  • Cue up a playlist: No, you don’t have to listen to polka for your entire party, but mix a few German tunes into an upbeat playlist for your party. Whatever you do, make sure to play “Ein Prosit,” a classic drinking song. Everyone will be singing along by the end of your fest.
  • Try a game of hammerschlagen: Get into the spirit of Oktoberfest with this truly German game. Players try to hammer their nail into a stump in the fewest whacks. It’s not just any ol’ hammer, though. This game calls for a cross pein hammer, one with a wedge end, which makes the game much more challenging.
  • Deal a hand of sheepshead: Americans know it as sheepshead, but this card game is derived from Schafkopf, Bavaria’s national card game.


With the right Otoberfest party ideas, dishes and drinks, you’ll be all set for a successful backyard bash.

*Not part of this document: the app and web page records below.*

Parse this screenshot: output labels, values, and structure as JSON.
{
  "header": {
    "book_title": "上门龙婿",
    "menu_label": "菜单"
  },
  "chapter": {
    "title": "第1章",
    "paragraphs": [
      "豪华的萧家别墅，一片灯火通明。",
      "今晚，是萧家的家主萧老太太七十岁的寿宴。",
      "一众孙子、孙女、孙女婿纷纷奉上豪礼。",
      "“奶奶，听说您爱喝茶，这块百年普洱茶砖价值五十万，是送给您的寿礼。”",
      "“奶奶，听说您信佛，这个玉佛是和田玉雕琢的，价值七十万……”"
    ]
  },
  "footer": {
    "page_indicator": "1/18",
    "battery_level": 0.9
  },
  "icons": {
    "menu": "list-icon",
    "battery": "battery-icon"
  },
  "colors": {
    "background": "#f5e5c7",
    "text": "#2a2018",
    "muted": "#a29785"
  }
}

So raise a glass and say prost! (that’s German for “cheers!”) as you dig into that schnitzel.

Lisa Kaminski
Lisa is an editor at Taste of Home where she gets to embrace her passion for baking. She pours this love of all things sweet (and sometimes savory) into Bakeable, Taste of Home's baking club. Lisa is also dedicated to finding and testing the best ingredients, kitchen gear and home products for our Test Kitchen-Preferred program. At home, you'll find her working on embroidery and other crafts.